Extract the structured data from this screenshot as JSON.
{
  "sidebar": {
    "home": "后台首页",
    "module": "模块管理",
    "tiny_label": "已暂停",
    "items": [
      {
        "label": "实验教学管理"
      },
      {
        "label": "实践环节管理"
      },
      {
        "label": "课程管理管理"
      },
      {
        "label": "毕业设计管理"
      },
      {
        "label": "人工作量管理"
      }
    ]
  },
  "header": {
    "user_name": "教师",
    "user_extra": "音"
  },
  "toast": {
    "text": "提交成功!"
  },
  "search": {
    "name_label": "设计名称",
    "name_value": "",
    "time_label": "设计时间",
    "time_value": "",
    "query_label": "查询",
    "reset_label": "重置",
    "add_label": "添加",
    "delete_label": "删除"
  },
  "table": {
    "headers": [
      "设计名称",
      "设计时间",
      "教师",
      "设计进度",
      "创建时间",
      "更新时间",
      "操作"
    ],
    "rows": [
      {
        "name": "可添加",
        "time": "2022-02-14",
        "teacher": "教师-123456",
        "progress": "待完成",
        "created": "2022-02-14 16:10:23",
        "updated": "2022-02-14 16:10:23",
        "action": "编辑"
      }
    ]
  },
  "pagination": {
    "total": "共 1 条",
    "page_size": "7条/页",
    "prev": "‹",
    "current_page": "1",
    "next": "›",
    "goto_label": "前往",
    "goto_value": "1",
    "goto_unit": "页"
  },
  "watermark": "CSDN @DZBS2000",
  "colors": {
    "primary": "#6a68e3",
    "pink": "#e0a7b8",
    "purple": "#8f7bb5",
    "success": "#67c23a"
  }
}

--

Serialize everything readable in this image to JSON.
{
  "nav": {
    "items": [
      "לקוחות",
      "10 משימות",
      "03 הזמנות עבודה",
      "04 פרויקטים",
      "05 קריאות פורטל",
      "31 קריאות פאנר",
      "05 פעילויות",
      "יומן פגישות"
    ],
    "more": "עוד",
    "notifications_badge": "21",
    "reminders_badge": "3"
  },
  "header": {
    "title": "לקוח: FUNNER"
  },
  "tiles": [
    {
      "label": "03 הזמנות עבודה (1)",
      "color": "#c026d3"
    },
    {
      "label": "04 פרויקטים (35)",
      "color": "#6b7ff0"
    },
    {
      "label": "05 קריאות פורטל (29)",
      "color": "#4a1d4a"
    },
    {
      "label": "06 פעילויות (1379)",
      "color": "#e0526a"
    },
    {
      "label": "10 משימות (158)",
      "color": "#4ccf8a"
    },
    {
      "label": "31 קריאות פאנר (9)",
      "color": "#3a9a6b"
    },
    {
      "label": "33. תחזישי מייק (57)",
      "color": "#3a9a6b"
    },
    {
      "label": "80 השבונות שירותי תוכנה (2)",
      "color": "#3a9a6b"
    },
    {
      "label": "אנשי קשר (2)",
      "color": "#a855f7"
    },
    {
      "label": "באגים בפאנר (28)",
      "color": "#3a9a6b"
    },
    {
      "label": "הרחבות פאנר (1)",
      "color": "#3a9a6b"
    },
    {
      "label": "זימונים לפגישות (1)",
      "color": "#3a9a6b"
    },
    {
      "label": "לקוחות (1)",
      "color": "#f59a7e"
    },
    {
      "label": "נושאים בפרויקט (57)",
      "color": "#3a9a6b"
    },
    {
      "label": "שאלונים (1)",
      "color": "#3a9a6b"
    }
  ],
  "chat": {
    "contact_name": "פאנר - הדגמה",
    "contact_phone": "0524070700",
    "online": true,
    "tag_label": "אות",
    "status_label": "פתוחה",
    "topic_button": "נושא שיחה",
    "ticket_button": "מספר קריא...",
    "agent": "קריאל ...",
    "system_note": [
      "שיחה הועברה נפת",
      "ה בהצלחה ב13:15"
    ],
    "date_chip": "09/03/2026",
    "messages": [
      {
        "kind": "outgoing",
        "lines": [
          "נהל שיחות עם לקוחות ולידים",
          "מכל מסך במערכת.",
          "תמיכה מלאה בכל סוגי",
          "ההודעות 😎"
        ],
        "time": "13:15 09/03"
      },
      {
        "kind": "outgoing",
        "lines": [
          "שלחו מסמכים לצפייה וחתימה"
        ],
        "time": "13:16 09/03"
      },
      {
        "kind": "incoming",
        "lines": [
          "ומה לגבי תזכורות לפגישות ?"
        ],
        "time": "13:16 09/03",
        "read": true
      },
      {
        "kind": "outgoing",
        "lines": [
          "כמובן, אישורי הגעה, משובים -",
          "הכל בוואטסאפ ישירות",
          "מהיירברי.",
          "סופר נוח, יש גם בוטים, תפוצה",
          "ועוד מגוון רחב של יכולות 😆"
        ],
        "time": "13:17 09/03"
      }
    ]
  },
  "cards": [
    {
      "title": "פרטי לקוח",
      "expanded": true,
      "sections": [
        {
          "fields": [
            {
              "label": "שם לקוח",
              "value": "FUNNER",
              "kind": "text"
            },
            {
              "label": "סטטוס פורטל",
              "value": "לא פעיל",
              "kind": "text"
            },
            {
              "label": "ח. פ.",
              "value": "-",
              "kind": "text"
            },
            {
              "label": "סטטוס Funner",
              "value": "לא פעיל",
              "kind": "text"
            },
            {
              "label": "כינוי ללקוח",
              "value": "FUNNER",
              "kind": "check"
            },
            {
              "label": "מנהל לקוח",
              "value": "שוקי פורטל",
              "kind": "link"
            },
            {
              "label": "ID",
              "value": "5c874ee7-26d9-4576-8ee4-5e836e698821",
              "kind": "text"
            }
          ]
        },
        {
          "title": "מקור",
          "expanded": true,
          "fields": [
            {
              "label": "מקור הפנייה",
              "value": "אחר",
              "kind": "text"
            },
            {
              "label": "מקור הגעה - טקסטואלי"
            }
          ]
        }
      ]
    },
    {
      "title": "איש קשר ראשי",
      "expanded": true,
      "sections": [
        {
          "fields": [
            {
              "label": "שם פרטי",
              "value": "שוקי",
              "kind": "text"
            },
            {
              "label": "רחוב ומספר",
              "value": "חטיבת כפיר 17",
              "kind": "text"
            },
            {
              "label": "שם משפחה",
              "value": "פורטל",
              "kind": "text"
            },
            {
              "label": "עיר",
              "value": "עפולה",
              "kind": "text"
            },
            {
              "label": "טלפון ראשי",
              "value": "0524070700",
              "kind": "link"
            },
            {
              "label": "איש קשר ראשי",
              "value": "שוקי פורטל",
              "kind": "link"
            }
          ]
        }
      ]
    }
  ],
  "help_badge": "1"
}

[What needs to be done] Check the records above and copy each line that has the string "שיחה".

[Exercise output]
    "topic_button": "נושא שיחה",
      "שיחה הועברה נפת",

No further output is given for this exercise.